● HOW TO COMPLETE THIS TASK: When a line in the entries below contains "title", tally it; give the tally with nothing added.

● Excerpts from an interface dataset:

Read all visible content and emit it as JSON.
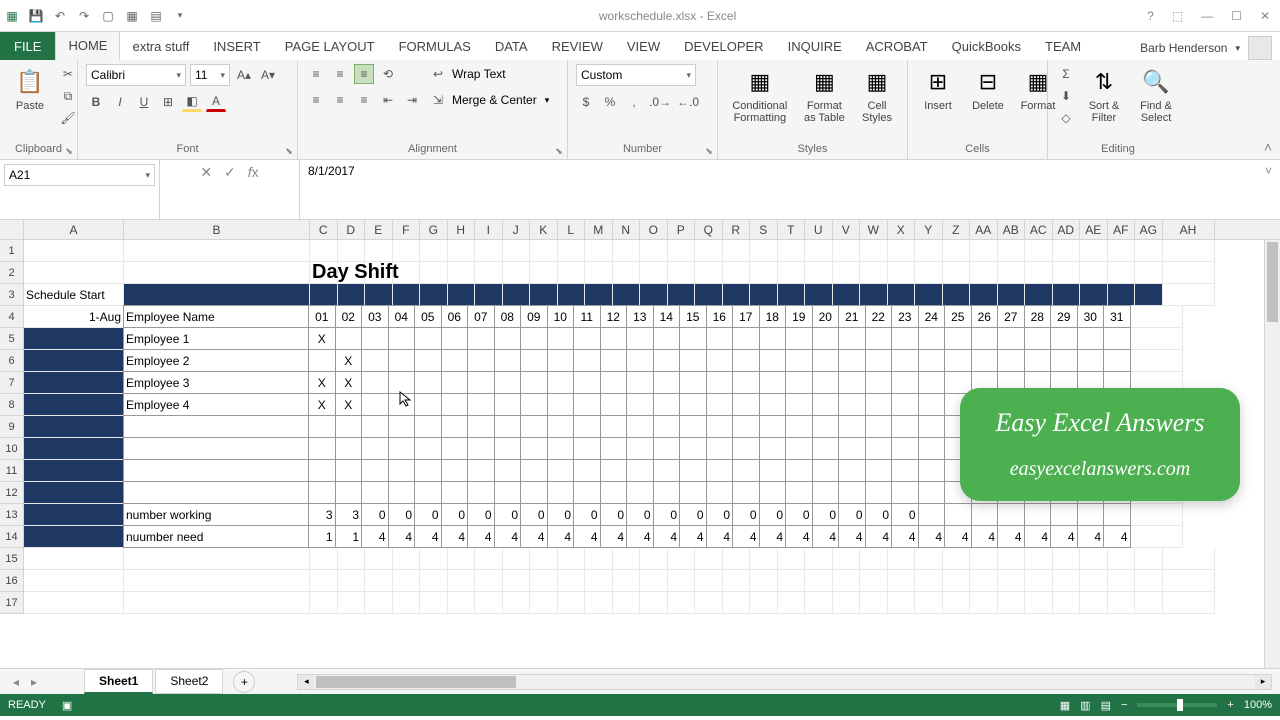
{
  "window": {
    "title": "workschedule.xlsx - Excel"
  },
  "user": {
    "name": "Barb Henderson"
  },
  "tabs": {
    "file": "FILE",
    "items": [
      "HOME",
      "extra stuff",
      "INSERT",
      "PAGE LAYOUT",
      "FORMULAS",
      "DATA",
      "REVIEW",
      "VIEW",
      "DEVELOPER",
      "INQUIRE",
      "ACROBAT",
      "QuickBooks",
      "TEAM"
    ],
    "active": "HOME"
  },
  "ribbon": {
    "clipboard": {
      "label": "Clipboard",
      "paste": "Paste"
    },
    "font": {
      "label": "Font",
      "name": "Calibri",
      "size": "11"
    },
    "alignment": {
      "label": "Alignment",
      "wrap": "Wrap Text",
      "merge": "Merge & Center"
    },
    "number": {
      "label": "Number",
      "format": "Custom"
    },
    "styles": {
      "label": "Styles",
      "cond": "Conditional Formatting",
      "table": "Format as Table",
      "cell": "Cell Styles"
    },
    "cells": {
      "label": "Cells",
      "insert": "Insert",
      "delete": "Delete",
      "format": "Format"
    },
    "editing": {
      "label": "Editing",
      "sort": "Sort & Filter",
      "find": "Find & Select"
    }
  },
  "namebox": "A21",
  "formula": "8/1/2017",
  "columns": [
    "A",
    "B",
    "C",
    "D",
    "E",
    "F",
    "G",
    "H",
    "I",
    "J",
    "K",
    "L",
    "M",
    "N",
    "O",
    "P",
    "Q",
    "R",
    "S",
    "T",
    "U",
    "V",
    "W",
    "X",
    "Y",
    "Z",
    "AA",
    "AB",
    "AC",
    "AD",
    "AE",
    "AF",
    "AG",
    "AH"
  ],
  "col_widths": {
    "A": 100,
    "B": 186,
    "other": 27.5,
    "AH": 52
  },
  "rows_shown": 17,
  "sheet": {
    "title": "Day Shift",
    "schedule_start_label": "Schedule Start",
    "schedule_start_value": "1-Aug",
    "employee_name_header": "Employee Name",
    "days": [
      "01",
      "02",
      "03",
      "04",
      "05",
      "06",
      "07",
      "08",
      "09",
      "10",
      "11",
      "12",
      "13",
      "14",
      "15",
      "16",
      "17",
      "18",
      "19",
      "20",
      "21",
      "22",
      "23",
      "24",
      "25",
      "26",
      "27",
      "28",
      "29",
      "30",
      "31"
    ],
    "employees": [
      {
        "name": "Employee 1",
        "marks": [
          "X",
          "",
          "",
          "",
          "",
          "",
          "",
          "",
          "",
          "",
          "",
          "",
          "",
          "",
          "",
          "",
          "",
          "",
          "",
          "",
          "",
          "",
          "",
          "",
          "",
          "",
          "",
          "",
          "",
          "",
          ""
        ]
      },
      {
        "name": "Employee 2",
        "marks": [
          "",
          "X",
          "",
          "",
          "",
          "",
          "",
          "",
          "",
          "",
          "",
          "",
          "",
          "",
          "",
          "",
          "",
          "",
          "",
          "",
          "",
          "",
          "",
          "",
          "",
          "",
          "",
          "",
          "",
          "",
          ""
        ]
      },
      {
        "name": "Employee 3",
        "marks": [
          "X",
          "X",
          "",
          "",
          "",
          "",
          "",
          "",
          "",
          "",
          "",
          "",
          "",
          "",
          "",
          "",
          "",
          "",
          "",
          "",
          "",
          "",
          "",
          "",
          "",
          "",
          "",
          "",
          "",
          "",
          ""
        ]
      },
      {
        "name": "Employee 4",
        "marks": [
          "X",
          "X",
          "",
          "",
          "",
          "",
          "",
          "",
          "",
          "",
          "",
          "",
          "",
          "",
          "",
          "",
          "",
          "",
          "",
          "",
          "",
          "",
          "",
          "",
          "",
          "",
          "",
          "",
          "",
          "",
          ""
        ]
      }
    ],
    "number_working_label": "number working",
    "number_working": [
      "3",
      "3",
      "0",
      "0",
      "0",
      "0",
      "0",
      "0",
      "0",
      "0",
      "0",
      "0",
      "0",
      "0",
      "0",
      "0",
      "0",
      "0",
      "0",
      "0",
      "0",
      "0",
      "0"
    ],
    "number_need_label": "nuumber need",
    "number_need": [
      "1",
      "1",
      "4",
      "4",
      "4",
      "4",
      "4",
      "4",
      "4",
      "4",
      "4",
      "4",
      "4",
      "4",
      "4",
      "4",
      "4",
      "4",
      "4",
      "4",
      "4",
      "4",
      "4",
      "4",
      "4",
      "4",
      "4",
      "4",
      "4",
      "4",
      "4"
    ]
  },
  "sheets": {
    "tabs": [
      "Sheet1",
      "Sheet2"
    ],
    "active": "Sheet1"
  },
  "status": {
    "ready": "READY",
    "zoom": "100%"
  },
  "overlay": {
    "title": "Easy Excel Answers",
    "url": "easyexcelanswers.com"
  }
}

● RESPONSE: 3